I Just Like You by Suzanne BloomWhat it is: a heartwarming celebration of differences among a group of animal friends. Whether they dress differently (a scarf for llama, a parasol for elephant), get around differently (a wheelchair for wombat, a unicycle for squirrel), or pace themselves differently (tiger is speedy where porcupine is steady), nothing can divide these devoted pals.
Want a taste? "You don't look just like me. You don't see the things I see. You don't walk just like me... You just like me!"
Hide and Seek by Anthony BrowneFeaturing: Poppy and Cy, a brother and sister who find more than they expected while playing hide-and-seek in the woods.
Art alert: These aren't just any woods -- there are 18 eerie, fanciful shapes hiding in the branches and shadows of this forest, just waiting for sharp-eyed readers to find them.
For fans of: seek-and-find puzzle stories, such as Steve Light's Have You Seen My Dragon? and Have You Seen My Monster?.
The Epic Adventures of Huggie & Stick by Drew Daywalt; illustrated by David SpencerWhat it is: the alternating travelogues of pessimist Huggie (a toy bunny) and optimist Stick (an actual stick) as they go on an accidental voyage across all seven continents.
Who it's for: A far cry from a geography lesson, this giggle-inducing adventure will appeal to kids who like odd-couple friendships and offbeat humor.

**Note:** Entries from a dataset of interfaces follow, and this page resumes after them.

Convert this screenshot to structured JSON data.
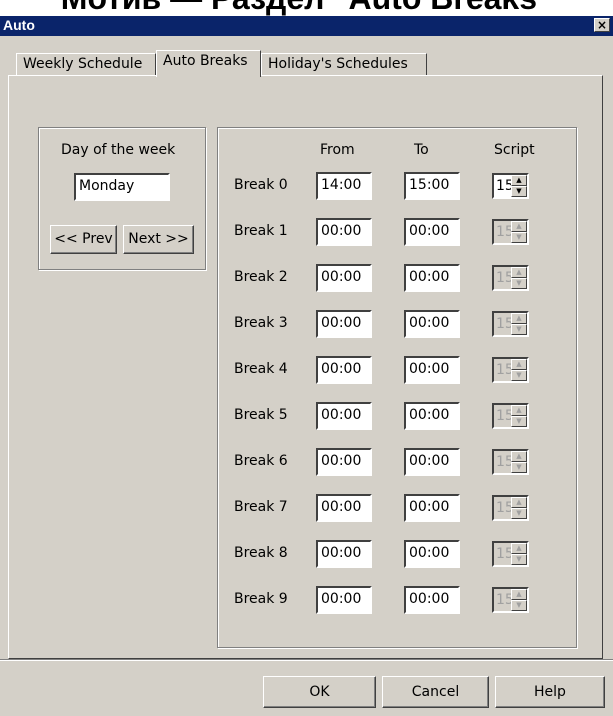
{
  "doc_heading": "Мотив — Раздел \"Auto Breaks\"",
  "window": {
    "title": "Auto",
    "close_glyph": "×"
  },
  "tabs": [
    {
      "label": "Weekly Schedule"
    },
    {
      "label": "Auto Breaks",
      "active": true
    },
    {
      "label": "Holiday's Schedules"
    }
  ],
  "day_panel": {
    "label": "Day of the week",
    "value": "Monday",
    "prev_label": "<< Prev",
    "next_label": "Next >>"
  },
  "breaks_panel": {
    "headers": {
      "from": "From",
      "to": "To",
      "script": "Script"
    },
    "rows": [
      {
        "label": "Break 0",
        "from": "14:00",
        "to": "15:00",
        "script": "15",
        "enabled": true
      },
      {
        "label": "Break 1",
        "from": "00:00",
        "to": "00:00",
        "script": "15",
        "enabled": false
      },
      {
        "label": "Break 2",
        "from": "00:00",
        "to": "00:00",
        "script": "15",
        "enabled": false
      },
      {
        "label": "Break 3",
        "from": "00:00",
        "to": "00:00",
        "script": "15",
        "enabled": false
      },
      {
        "label": "Break 4",
        "from": "00:00",
        "to": "00:00",
        "script": "15",
        "enabled": false
      },
      {
        "label": "Break 5",
        "from": "00:00",
        "to": "00:00",
        "script": "15",
        "enabled": false
      },
      {
        "label": "Break 6",
        "from": "00:00",
        "to": "00:00",
        "script": "15",
        "enabled": false
      },
      {
        "label": "Break 7",
        "from": "00:00",
        "to": "00:00",
        "script": "15",
        "enabled": false
      },
      {
        "label": "Break 8",
        "from": "00:00",
        "to": "00:00",
        "script": "15",
        "enabled": false
      },
      {
        "label": "Break 9",
        "from": "00:00",
        "to": "00:00",
        "script": "15",
        "enabled": false
      }
    ]
  },
  "footer": {
    "ok_label": "OK",
    "cancel_label": "Cancel",
    "help_label": "Help"
  },
  "icons": {
    "spin_up": "▲",
    "spin_down": "▼"
  },
  "colors": {
    "titlebar": "#0a246a",
    "face": "#d4d0c8"
  }
}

Got to Get to Bear's! by Brian LiesWhat it's about: Izzy is determined to answer Bear's urgent summons, but with a howling blizzard hampering her journey, the stalwart chipmunk must rely on help from her other animal friends.
Why kids might like it: Detailed depictions of fur, feathers, fabric, and swirling snowflakes provide a satisfying sensory experience.

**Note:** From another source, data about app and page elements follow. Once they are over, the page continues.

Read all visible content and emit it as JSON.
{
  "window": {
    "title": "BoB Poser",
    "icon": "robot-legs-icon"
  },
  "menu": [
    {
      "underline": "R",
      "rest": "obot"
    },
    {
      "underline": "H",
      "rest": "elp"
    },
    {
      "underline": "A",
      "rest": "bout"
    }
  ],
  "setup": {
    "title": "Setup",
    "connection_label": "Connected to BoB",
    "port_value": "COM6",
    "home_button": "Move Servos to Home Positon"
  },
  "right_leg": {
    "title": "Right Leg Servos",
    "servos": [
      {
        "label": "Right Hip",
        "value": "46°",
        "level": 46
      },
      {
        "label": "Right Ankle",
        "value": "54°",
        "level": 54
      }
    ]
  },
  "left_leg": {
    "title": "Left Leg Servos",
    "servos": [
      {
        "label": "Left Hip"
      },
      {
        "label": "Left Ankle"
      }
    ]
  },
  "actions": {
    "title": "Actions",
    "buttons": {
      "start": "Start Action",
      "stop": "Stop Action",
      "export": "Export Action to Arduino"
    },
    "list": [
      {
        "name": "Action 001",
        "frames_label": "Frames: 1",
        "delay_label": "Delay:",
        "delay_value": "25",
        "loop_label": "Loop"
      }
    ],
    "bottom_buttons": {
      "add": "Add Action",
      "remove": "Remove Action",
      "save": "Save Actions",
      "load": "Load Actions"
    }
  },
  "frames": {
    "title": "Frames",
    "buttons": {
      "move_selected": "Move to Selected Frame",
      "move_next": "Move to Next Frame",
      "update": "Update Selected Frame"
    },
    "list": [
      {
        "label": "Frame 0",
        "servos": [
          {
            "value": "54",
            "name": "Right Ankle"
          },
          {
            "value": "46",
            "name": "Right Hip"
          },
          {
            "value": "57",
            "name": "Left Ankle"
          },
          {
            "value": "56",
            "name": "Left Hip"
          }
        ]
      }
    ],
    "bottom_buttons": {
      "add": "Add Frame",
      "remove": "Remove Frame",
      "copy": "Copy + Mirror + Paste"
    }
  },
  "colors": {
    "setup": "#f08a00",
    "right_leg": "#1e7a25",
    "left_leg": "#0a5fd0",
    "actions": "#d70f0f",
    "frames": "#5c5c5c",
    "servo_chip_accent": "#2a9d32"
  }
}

Try this next: For further stories about cold weather and warm interspecies friendship, try Matthew Cordell's Wolf in the Snow or Philip C. Stead's Samson in the Snow.
Squeak the Mouse Likes His House by Pat SchoriesStarring: Squeak, an endearing brown mouse who appreciates spilled snacks to eat, snuggly shoes to sleep in, and good books to read, all provided by the humans who share his house.

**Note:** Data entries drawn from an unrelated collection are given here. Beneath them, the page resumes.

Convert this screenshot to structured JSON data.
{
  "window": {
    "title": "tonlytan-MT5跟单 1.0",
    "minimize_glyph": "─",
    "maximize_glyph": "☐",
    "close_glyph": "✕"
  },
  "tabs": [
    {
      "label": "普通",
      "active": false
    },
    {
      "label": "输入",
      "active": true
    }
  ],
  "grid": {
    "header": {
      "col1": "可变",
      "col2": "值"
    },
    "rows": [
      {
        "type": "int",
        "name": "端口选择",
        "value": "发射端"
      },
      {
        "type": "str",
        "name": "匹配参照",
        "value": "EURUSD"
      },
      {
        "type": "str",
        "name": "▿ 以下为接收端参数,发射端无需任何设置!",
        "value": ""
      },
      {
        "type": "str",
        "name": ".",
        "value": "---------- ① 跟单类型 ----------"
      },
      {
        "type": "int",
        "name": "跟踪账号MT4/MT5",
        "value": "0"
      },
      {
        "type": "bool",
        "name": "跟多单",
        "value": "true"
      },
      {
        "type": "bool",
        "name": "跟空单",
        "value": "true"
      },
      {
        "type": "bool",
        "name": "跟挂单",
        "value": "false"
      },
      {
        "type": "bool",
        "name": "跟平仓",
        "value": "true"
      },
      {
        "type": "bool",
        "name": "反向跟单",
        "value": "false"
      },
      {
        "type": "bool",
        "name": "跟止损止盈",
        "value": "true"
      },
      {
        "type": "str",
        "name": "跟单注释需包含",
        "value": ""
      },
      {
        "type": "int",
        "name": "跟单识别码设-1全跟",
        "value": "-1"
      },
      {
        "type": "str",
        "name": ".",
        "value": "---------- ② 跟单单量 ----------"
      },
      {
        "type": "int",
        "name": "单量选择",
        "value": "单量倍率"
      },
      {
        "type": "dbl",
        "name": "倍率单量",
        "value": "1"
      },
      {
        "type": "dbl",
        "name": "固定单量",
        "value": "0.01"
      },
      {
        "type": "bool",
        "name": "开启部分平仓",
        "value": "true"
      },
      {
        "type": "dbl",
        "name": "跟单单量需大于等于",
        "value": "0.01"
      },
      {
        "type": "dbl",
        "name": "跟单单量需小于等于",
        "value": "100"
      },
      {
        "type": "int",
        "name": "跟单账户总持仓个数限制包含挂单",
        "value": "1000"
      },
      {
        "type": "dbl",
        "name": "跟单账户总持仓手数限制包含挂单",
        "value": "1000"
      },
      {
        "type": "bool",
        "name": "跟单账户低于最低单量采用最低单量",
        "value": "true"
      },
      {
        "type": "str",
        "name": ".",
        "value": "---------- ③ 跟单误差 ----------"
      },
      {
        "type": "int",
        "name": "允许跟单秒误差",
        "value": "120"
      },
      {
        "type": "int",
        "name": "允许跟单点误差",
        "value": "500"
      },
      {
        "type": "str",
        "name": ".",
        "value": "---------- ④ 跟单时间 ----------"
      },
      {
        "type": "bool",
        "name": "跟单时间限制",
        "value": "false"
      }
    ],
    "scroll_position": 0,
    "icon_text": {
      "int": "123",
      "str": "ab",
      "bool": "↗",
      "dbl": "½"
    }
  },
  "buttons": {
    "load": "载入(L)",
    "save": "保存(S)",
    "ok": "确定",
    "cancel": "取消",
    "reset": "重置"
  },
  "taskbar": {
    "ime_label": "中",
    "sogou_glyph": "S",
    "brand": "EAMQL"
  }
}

Who it's for: beginning readers, who can take pride in reading the simple words themselves, as well as pre-readers, who can search for Squeak after every page-turn.
About the author: Readers might recognize author/illustrator Pat Schories' gentle style from Alyssa Satin Capucilli's popular Biscuit books.
King & Kayla and the Case of the Missing Dog Treats by Dori Hillestad Butler; illustrated by Nancy MeyersStarring: King, a golden retriever who solves mysteries with his human friend, Kayla (even though she can't understand anything he says).
What happens: When someone steals some of Kayla's freshly baked dog biscuits, King has to prove his innocence by finding the true culprit.
Series alert: With charming illustrations and easy-to-read sentences, this volume kicks off the ongoing King & Kayla series.
It's Shoe Time! by Bryan CollierWhat it's about: As a little girl tries to decide which shoes to wear, the shoes themselves -- all rowdy and googly-eyed -- vie for her attention.
Read it for: whimsical wordplay (the title should tip you off), easy-to-follow speech balloons, and eye-catching collage illustrations.
Book buzz: Though it tells a standalone story, this easy reader is part of the Elephant and Piggie Like Reading series, in which each book is introduced by Mo Willems' beloved duo.
Good Night, Knight by Betsy LewinWhat it's about: A sleepless knight and a weary horse go on a nighttime quest in search of golden, delicious cookies.
Why kids might like it: Repetition, homophones, and onomatopoeia make the text accessible for emerging readers, while playful illustrations -- Knight sleeps in full armor, and Horse's expressions are priceless -- add a light comic touch.
Kids might also like: Shelley Moore Thomas' Good Knight series.
I See a Cat by Paul MeiselWhat it is: The spare, sweetly expressive observations of a dog as he gazes longingly through a window at the animals outside.
Why kids might like it: Each sentence begins with "I see...", and though some of the words that follow are more difficult than others ("squirrel" is more of a stretch than "bee"), the simplicity and repetition may help tentative readers gain confidence.
Charlie & Mouse by Laurel Snyder; illustrated by Emily HughesIntroducing: brothers Charlie and Mouse, who are having a busy day: after waking their parents, they throw a neighborhood party, try to sell some rocks, and wheedle their way to an extra bedtime snack.
Series alert: Kids who enjoy the easygoing tone and likeable characters in this series opener can follow Charlie and Mouse's ongoing antics in Charlie & Mouse & Grumpy.
Contact your librarian for more great books for ages 0-8!